BlackMagic Design’s Fusion can be another great compositing solution. Listed at $995US for that full version, they also offer an low-end version which is totally free – a great way to start learning Fusion’s powerful node-based compositing system!
While 2D compositor special-effect capabilities keep improving each year, there are still things that must be completed in 3d, when budgets allow.
Blender3D also offers whiteboard animation company in kolkata, camera tracking and also other abilities
Blockbuster film effects are usually completed in programs like Autodesk’s Maya ($1470US subscription per year), Side Effect’s Houdini (price varies) or 3ds Max ($1470/annual). Nevertheless the 3D industry is vast with many different options. Make sure to also explore the open source gorilla in the 3D market, Blender3D.
These days, most competent audio programs enable you to import video to use as a backdrop reference for timing your audio and music work.

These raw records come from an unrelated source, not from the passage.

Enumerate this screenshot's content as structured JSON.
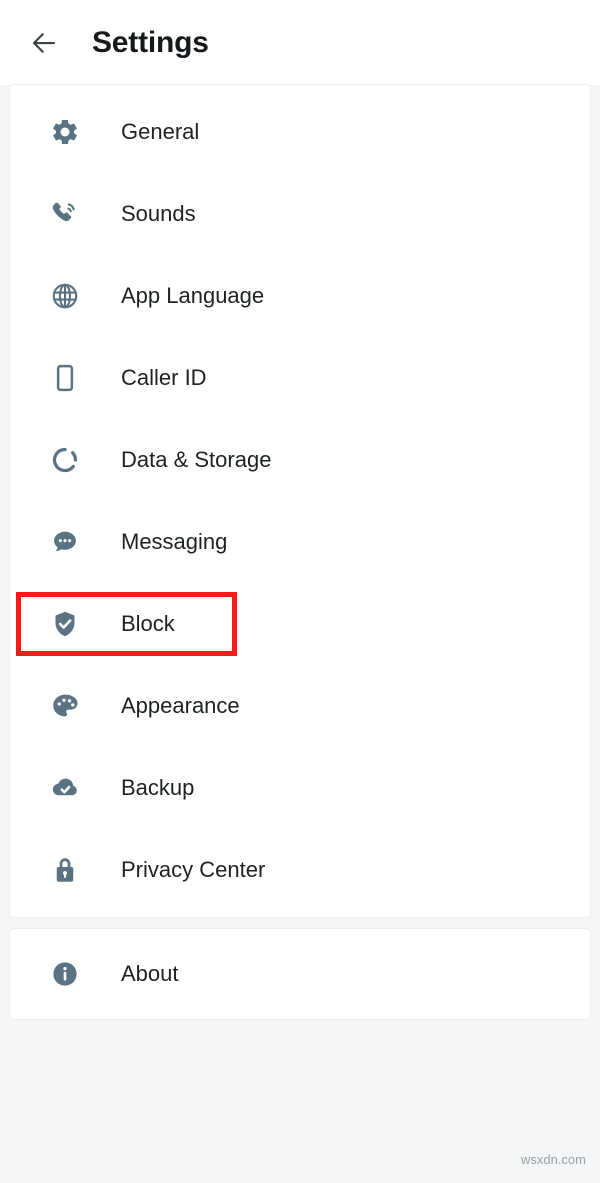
{
  "header": {
    "title": "Settings",
    "back_icon": "arrow-left-icon"
  },
  "colors": {
    "page_background": "#f4f6f8",
    "card_background": "#ffffff",
    "icon": "#5a7383",
    "label_text": "#1e2225",
    "title_text": "#15191c",
    "annotation_highlight": "#f41b1b"
  },
  "settings_groups": [
    {
      "name": "primary",
      "items": [
        {
          "label": "General",
          "icon": "gear-icon"
        },
        {
          "label": "Sounds",
          "icon": "phone-ringing-icon"
        },
        {
          "label": "App Language",
          "icon": "globe-icon"
        },
        {
          "label": "Caller ID",
          "icon": "smartphone-icon"
        },
        {
          "label": "Data & Storage",
          "icon": "donut-chart-icon"
        },
        {
          "label": "Messaging",
          "icon": "chat-bubble-icon"
        },
        {
          "label": "Block",
          "icon": "shield-check-icon",
          "highlighted": true
        },
        {
          "label": "Appearance",
          "icon": "palette-icon"
        },
        {
          "label": "Backup",
          "icon": "cloud-check-icon"
        },
        {
          "label": "Privacy Center",
          "icon": "lock-icon"
        }
      ]
    },
    {
      "name": "secondary",
      "items": [
        {
          "label": "About",
          "icon": "info-circle-icon"
        }
      ]
    }
  ],
  "annotation": {
    "target_label": "Block",
    "shape": "rectangle",
    "color": "#f41b1b"
  },
  "watermark": {
    "text": "wsxdn.com"
  }
}
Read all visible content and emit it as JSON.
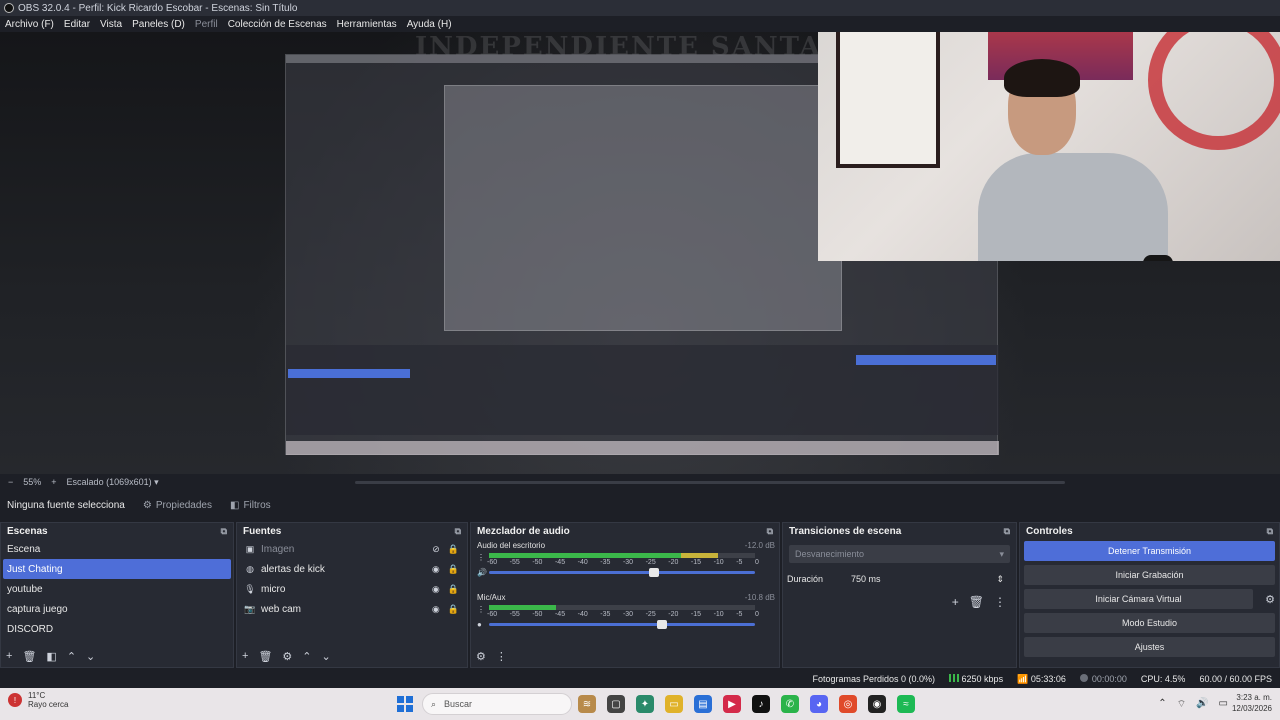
{
  "window": {
    "title": "OBS 32.0.4 - Perfil: Kick Ricardo Escobar - Escenas: Sin Título"
  },
  "menu": [
    "Archivo (F)",
    "Editar",
    "Vista",
    "Paneles (D)",
    "Perfil",
    "Colección de Escenas",
    "Herramientas",
    "Ayuda (H)"
  ],
  "preview": {
    "banner_text": "INDEPENDIENTE SANTA FE",
    "zoom": "55%",
    "scale": "Escalado (1069x601)"
  },
  "source_toolbar": {
    "no_source": "Ninguna fuente selecciona",
    "properties": "Propiedades",
    "filters": "Filtros"
  },
  "scenes": {
    "title": "Escenas",
    "items": [
      "Escena",
      "Just Chating",
      "youtube",
      "captura juego",
      "DISCORD"
    ],
    "selected": "Just Chating"
  },
  "sources": {
    "title": "Fuentes",
    "items": [
      {
        "name": "Imagen",
        "icon": "image-icon",
        "visible": false
      },
      {
        "name": "alertas de kick",
        "icon": "browser-icon",
        "visible": true
      },
      {
        "name": "micro",
        "icon": "microphone-icon",
        "visible": true
      },
      {
        "name": "web cam",
        "icon": "camera-icon",
        "visible": true
      }
    ]
  },
  "mixer": {
    "title": "Mezclador de audio",
    "channels": [
      {
        "name": "Audio del escritorio",
        "db": "-12.0 dB",
        "level": 0.86,
        "volume": 0.62
      },
      {
        "name": "Mic/Aux",
        "db": "-10.8 dB",
        "level": 0.25,
        "volume": 0.65
      }
    ],
    "ticks": [
      "-60",
      "-55",
      "-50",
      "-45",
      "-40",
      "-35",
      "-30",
      "-25",
      "-20",
      "-15",
      "-10",
      "-5",
      "0"
    ]
  },
  "transitions": {
    "title": "Transiciones de escena",
    "selected": "Desvanecimiento",
    "duration_label": "Duración",
    "duration_value": "750 ms"
  },
  "controls": {
    "title": "Controles",
    "buttons": [
      "Detener Transmisión",
      "Iniciar Grabación",
      "Iniciar Cámara Virtual",
      "Modo Estudio",
      "Ajustes"
    ]
  },
  "status": {
    "dropped": "Fotogramas Perdidos 0 (0.0%)",
    "bitrate": "6250 kbps",
    "stream_time": "05:33:06",
    "rec_time": "00:00:00",
    "cpu": "CPU: 4.5%",
    "fps": "60.00 / 60.00 FPS"
  },
  "taskbar": {
    "temp": "11°C",
    "weather": "Rayo cerca",
    "search_placeholder": "Buscar",
    "time": "3:23 a. m.",
    "date": "12/03/2026"
  },
  "colors": {
    "accent": "#4e6ed8",
    "panel": "#272a33",
    "bg": "#1d1f26"
  }
}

For those who have Adobe’s Creative Cloud suite, then you already have their Audition audio editing software program (though nearly all of it is likely you haven’t installed it yet!). Audition is actually a kick-arse program that supports imported video. Nonetheless its built-in workspace ‘Edit audio to video’ didn’t manage to arrange the screen perfectly. Thus I opened the recording window (WINDOW>video), dragged its tab into a current panel, and then juggled a lttle bit. It’s still evolving.
Got the chops to produce music to your visual masterpiece? Look into SONAR from Cakewalk ($99-499US), an “advanced music production environment” that supports touch screens, and has tools which include their new ‘Vocal Sync’ toolset which is used to align vocal tracks and correct the timing of audio dialog replacement.
Not being a musician, my favorite feature is being able to hum/whistle/sing the notes into SONAR, which then converts it into musical instrument sounds!
It wasn’t long ago we made the move top video seo company. It put strains on our computers and networks at first, until our systems trapped. Now 4K (aka ‘Ultra HD’ in consumer world) is making its means by. For video post this implies getting fast computers who have decent numbers of ram, a lot of hard disk drive space, and dexppky05 your networks are approximately snuff. Lets start with talking about screens.
Few everything is as widely priced as computer monitors. They range from dirt cheap, to the thousands. If you possess the bucks for that top end, wonderful. But know that even most moderately priced models today have pretty decent color and specs. We checked out two monitors, each with something unique, and all of having an eye to keeping it affordable.
The Samsung S27D590CS (street price $330US) is a sexy option with Samsung’s eye-popping curved screen. It is a very cost-effective 27-inch unit. Granted, at 1920×1080 it’s resolution is basic HD, nevertheless the image and experience is killer. A curved screen isn’t for all, while it is mild so must be an easy task to adjust to.